Exercise: Apart from the images, reproduce all of the data word for word.

Records from a data source:
=-=-=
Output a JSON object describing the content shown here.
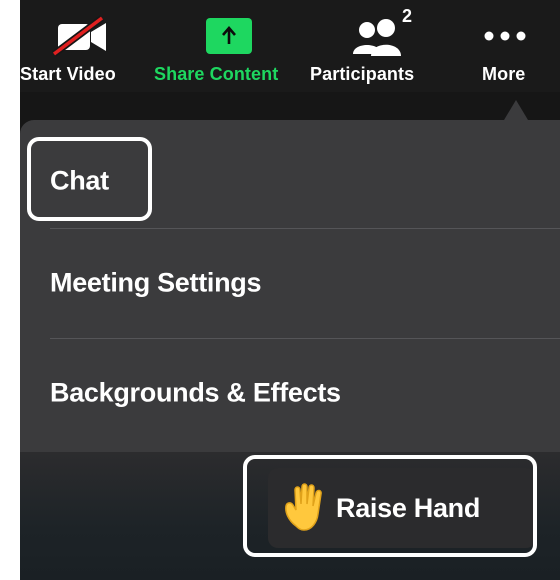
{
  "toolbar": {
    "start_video": {
      "label": "Start Video",
      "icon": "video-off-icon"
    },
    "share_content": {
      "label": "Share Content",
      "icon": "share-arrow-icon",
      "accent": "#1ed760"
    },
    "participants": {
      "label": "Participants",
      "icon": "people-icon",
      "count": "2"
    },
    "more": {
      "label": "More",
      "icon": "ellipsis-icon"
    }
  },
  "menu": {
    "items": [
      {
        "label": "Chat",
        "highlighted": true
      },
      {
        "label": "Meeting Settings",
        "highlighted": false
      },
      {
        "label": "Backgrounds & Effects",
        "highlighted": false
      }
    ]
  },
  "raise_hand": {
    "label": "Raise Hand",
    "icon": "raised-hand-icon",
    "highlighted": true
  },
  "colors": {
    "background": "#161616",
    "menu_bg": "#3b3b3d",
    "accent_green": "#1ed760",
    "mute_red": "#e02020",
    "hand_yellow": "#ffc83d"
  }
}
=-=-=
Written solution:
Output a JSON object describing the content shown here.
{
  "toolbar": {
    "start_video": {
      "label": "Start Video",
      "icon": "video-off-icon"
    },
    "share_content": {
      "label": "Share Content",
      "icon": "share-arrow-icon",
      "accent": "#1ed760"
    },
    "participants": {
      "label": "Participants",
      "icon": "people-icon",
      "count": "2"
    },
    "more": {
      "label": "More",
      "icon": "ellipsis-icon"
    }
  },
  "menu": {
    "items": [
      {
        "label": "Chat",
        "highlighted": true
      },
      {
        "label": "Meeting Settings",
        "highlighted": false
      },
      {
        "label": "Backgrounds & Effects",
        "highlighted": false
      }
    ]
  },
  "raise_hand": {
    "label": "Raise Hand",
    "icon": "raised-hand-icon",
    "highlighted": true
  },
  "colors": {
    "background": "#161616",
    "menu_bg": "#3b3b3d",
    "accent_green": "#1ed760",
    "mute_red": "#e02020",
    "hand_yellow": "#ffc83d"
  }
}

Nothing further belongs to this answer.